**Task directions:**
Give the count of lines in the entries that include "JSON", and write nothing besides it.

**Input material:**

========

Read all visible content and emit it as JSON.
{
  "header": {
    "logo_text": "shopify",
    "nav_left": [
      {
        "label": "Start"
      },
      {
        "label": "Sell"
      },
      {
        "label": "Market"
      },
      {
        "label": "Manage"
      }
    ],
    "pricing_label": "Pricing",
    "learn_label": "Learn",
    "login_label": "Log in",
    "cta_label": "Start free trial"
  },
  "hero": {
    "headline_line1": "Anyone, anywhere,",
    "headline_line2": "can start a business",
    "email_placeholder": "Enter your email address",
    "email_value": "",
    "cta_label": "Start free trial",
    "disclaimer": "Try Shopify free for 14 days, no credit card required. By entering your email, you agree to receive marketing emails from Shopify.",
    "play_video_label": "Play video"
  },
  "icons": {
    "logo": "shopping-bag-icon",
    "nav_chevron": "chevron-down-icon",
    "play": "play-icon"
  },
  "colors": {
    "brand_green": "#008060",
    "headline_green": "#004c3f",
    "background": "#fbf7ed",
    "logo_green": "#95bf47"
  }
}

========

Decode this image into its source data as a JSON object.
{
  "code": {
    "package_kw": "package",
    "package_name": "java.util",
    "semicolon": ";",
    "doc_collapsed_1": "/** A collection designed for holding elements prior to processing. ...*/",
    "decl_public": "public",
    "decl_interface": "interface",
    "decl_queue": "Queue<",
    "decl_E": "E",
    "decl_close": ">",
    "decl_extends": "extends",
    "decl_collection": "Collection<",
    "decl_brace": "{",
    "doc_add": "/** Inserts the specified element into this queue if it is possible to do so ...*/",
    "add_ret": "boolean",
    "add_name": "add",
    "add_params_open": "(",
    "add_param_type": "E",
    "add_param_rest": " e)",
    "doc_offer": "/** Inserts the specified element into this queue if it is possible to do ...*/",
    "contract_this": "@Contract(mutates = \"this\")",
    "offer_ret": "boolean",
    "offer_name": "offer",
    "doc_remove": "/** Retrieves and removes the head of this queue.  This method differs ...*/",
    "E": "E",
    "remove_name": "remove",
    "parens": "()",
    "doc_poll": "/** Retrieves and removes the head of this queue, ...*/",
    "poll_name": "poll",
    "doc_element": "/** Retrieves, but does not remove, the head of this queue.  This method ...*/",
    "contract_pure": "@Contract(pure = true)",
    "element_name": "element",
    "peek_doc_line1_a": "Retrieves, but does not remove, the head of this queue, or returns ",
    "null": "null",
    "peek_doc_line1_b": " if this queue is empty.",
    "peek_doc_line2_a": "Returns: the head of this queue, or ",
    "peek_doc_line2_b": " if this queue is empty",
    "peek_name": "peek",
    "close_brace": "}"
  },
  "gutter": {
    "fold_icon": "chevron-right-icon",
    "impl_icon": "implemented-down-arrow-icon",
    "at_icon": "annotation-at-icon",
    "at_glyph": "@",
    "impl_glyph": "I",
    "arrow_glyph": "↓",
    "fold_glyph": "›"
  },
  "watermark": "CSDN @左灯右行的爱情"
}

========

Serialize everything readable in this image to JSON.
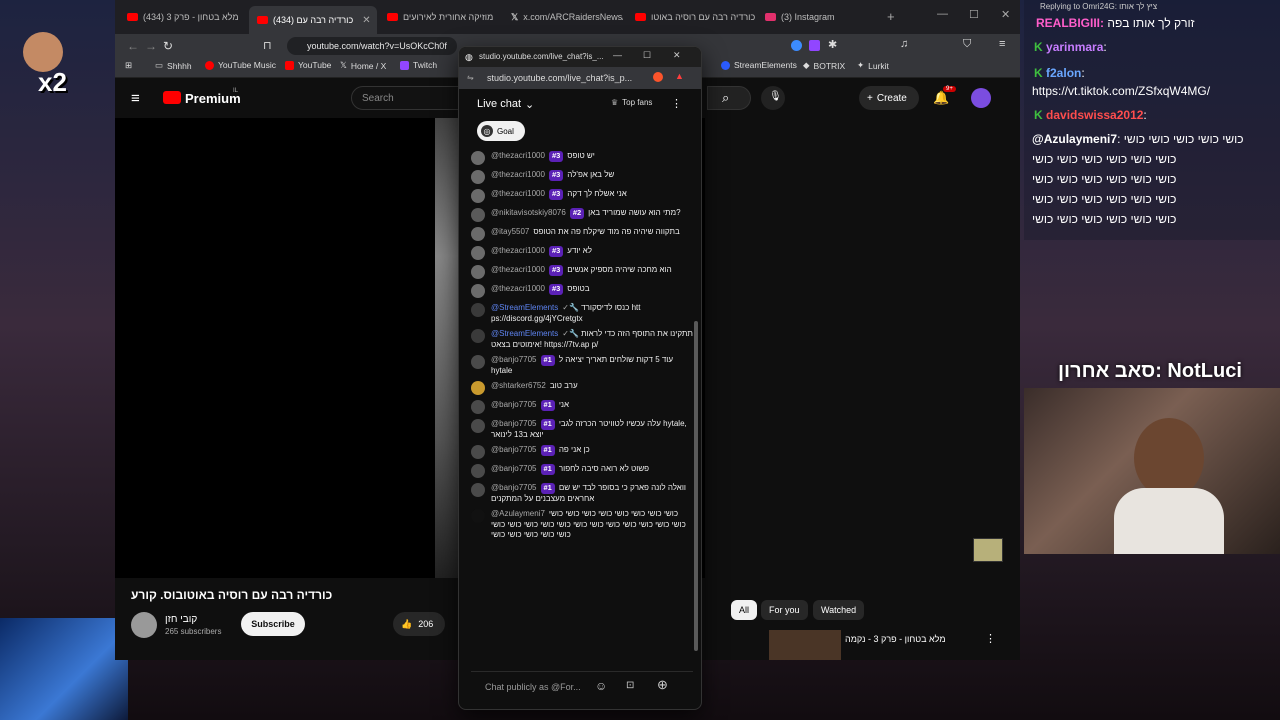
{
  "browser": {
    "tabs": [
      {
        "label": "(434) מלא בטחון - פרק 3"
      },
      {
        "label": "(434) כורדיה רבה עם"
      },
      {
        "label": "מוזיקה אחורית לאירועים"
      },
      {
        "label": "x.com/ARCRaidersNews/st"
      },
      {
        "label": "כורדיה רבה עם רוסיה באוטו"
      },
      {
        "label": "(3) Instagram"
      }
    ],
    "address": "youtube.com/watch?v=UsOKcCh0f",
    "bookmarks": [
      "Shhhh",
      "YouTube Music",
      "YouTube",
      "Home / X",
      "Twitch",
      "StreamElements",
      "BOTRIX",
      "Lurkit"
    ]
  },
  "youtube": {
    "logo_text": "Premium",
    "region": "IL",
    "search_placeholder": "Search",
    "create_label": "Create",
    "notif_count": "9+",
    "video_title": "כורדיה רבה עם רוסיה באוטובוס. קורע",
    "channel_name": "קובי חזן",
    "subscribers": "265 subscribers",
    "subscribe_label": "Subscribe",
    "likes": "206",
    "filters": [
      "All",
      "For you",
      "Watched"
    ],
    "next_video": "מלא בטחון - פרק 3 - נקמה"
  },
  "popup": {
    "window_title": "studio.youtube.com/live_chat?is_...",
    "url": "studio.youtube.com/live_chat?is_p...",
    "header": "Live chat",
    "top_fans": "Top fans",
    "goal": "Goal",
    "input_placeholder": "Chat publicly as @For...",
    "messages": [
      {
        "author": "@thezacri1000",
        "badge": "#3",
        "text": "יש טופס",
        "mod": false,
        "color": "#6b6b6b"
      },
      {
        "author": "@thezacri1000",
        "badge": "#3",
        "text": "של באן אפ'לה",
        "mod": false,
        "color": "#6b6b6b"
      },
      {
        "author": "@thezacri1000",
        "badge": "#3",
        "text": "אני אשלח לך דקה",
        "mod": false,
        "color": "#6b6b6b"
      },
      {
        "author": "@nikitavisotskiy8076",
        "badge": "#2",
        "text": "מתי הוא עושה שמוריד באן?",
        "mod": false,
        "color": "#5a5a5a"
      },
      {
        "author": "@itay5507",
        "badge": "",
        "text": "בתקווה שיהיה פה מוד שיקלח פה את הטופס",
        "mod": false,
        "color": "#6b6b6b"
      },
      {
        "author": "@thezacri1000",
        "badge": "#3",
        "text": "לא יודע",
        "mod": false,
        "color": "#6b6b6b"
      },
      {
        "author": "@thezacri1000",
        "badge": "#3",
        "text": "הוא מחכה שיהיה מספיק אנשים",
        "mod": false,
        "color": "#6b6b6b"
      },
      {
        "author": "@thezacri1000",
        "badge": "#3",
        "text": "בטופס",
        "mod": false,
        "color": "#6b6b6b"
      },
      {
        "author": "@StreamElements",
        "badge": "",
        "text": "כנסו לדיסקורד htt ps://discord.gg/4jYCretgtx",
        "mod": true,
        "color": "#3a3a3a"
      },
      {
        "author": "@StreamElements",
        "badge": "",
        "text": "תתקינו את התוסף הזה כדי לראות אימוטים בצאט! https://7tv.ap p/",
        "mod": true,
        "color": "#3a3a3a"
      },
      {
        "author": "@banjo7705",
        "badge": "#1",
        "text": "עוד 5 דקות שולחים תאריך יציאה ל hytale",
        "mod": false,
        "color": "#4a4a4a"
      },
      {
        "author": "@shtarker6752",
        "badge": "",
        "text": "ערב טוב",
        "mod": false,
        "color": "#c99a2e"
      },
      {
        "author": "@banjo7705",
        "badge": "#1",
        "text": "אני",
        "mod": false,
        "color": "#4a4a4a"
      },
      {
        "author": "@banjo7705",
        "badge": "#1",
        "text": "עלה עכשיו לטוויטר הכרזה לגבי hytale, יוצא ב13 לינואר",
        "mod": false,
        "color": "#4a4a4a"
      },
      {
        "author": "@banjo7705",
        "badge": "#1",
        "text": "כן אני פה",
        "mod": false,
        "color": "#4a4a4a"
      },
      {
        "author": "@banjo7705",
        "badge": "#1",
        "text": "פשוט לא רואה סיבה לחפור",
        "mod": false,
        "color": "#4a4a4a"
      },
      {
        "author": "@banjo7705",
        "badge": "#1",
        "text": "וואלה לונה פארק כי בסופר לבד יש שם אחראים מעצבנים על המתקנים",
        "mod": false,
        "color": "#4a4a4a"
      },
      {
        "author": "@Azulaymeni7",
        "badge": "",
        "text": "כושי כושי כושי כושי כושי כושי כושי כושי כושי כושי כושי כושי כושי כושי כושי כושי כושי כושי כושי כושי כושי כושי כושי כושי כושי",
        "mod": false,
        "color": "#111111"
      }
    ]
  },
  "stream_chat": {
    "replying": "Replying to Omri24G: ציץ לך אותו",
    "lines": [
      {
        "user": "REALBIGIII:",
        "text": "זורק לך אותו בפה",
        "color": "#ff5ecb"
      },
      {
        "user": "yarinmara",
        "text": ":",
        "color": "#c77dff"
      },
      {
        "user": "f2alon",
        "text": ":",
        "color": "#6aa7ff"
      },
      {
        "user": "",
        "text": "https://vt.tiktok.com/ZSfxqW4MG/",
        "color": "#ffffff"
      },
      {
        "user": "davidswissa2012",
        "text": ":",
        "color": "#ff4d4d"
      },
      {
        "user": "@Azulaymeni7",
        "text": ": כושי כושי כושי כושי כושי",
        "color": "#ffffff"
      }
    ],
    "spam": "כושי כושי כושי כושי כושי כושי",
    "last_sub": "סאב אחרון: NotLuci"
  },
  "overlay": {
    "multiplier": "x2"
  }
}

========

**Answer to the problem:**
3